“The days of regulation through litigation are over,” Pruitt said. “We will no longer go behind closed doors and use consent decrees and settlement agreements to resolve lawsuits filed against the Agency by special interest groups where doing so would circumvent the regulatory process set forth by Congress. Additionally, gone are the days of routinely paying tens of thousands of dollars in attorney’s fees to these groups with which we swiftly settle.”
Under “sue and settle,” the EPA and a group that filed a legal challenge would agree in principle on the terms of a consent decree or settlement before the public could review it. According to the Window and Door Manufacturers Association (WDMA), the process was used in 2010 to remove the “opt-out” provision of the controversial Lead: Renovation, Repair, and Painting Rule (RRP) for homes without a child under the age of six or a pregnant woman. By removing that, the agency more than doubled the number of homes subject to the RRP rule.
The RRP greatly increases costs for widow replacements. According to WDMA, manufacturers and remodelers say that a standard window replacement project complying with RRP is more than $1,000 more expensive than it would be without the compliance requirements. That’s far higher than the EPA’s estimate of $35 to $376 in extra costs per project.
In August, WDMA announced that the association is working to secure a meeting with high-level officials at EPA to discuss unresolved issues with the RRP rule.
WDMA expressed support for Pruitt’s directive in a statement.
“WDMA is pleased that EPA has made the ‘sue and settle’ process more transparent for the public,” said Michael O’Brien, WDMA president and CEO. “By requiring the changes detailed in Administrator Pruitt’s directive, stakeholders will have more opportunities to participate in agency rulemaking and ensure regulations work effectively for all affected parties.”
WDMA also supports two pending “sue and settle” bills in Congress that would require agencies to disclose information about lawsuits and settlement agreements to Congress.
The National Association of Manufacturers (NAM) supports the end of “sue and settle” as well.
“As the entities primarily regulated by these settlement agreements and consent decrees, it is simply not fair that manufacturers are regularly left in the dark as EPA and other non-regulated entities work out the terms of our regulation behind closed doors,” said NAM vice president Ross Eisenberg. “Allowing an open, transparent settlement process that abides by the law is the right policy.”

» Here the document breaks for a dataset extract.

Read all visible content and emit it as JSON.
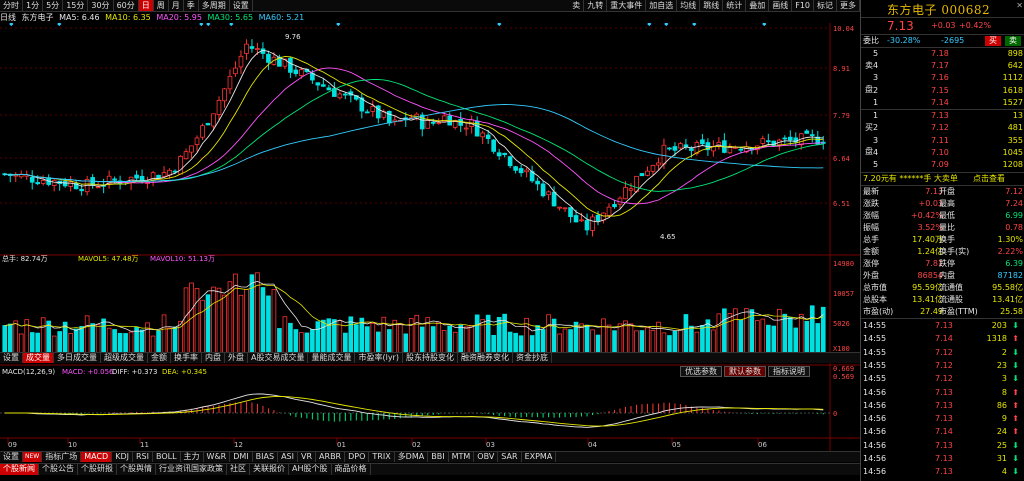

The Associated General Contractors of America (AGC) also backs Pruitt’s directive.
“It is encouraging to see the administration announce that it will no longer surrender to litigious groups abusing the legal process to impose new, unworkable burdens on the business community,” said AGC CEO Stephen E. Sandherr. “By putting an end to back room agreements, the administrator is making sure that all affected parties have an opportunity to contribute to the discussion about measures needed to protect our environment.”
Pruitt’s order will require timelines for public notices of complaints against the EPA. It also increases outreach to industries affected by consent decrees or settlements and prevents attorney fees and litigation costs from being included in any settlements. EPA will now publish any notice of intent to sue the agency within 15 days of receiving one. According to the directive, any proposed or modified consent decree or settlement will be published for a 30-day public comment period, and a public hearing may be held if one is requested.
Andrew Grossman, an adjunct scholar at the libertarian Cato Institute in Washington, D.C., testified before Congress in 2015 and 2017 about “sue and settle,” noting that these consent decrees create an “artificial urgency” that leads to the rapid proliferation of new regulations. They also give organizations that initiate settlements undue influence within the government.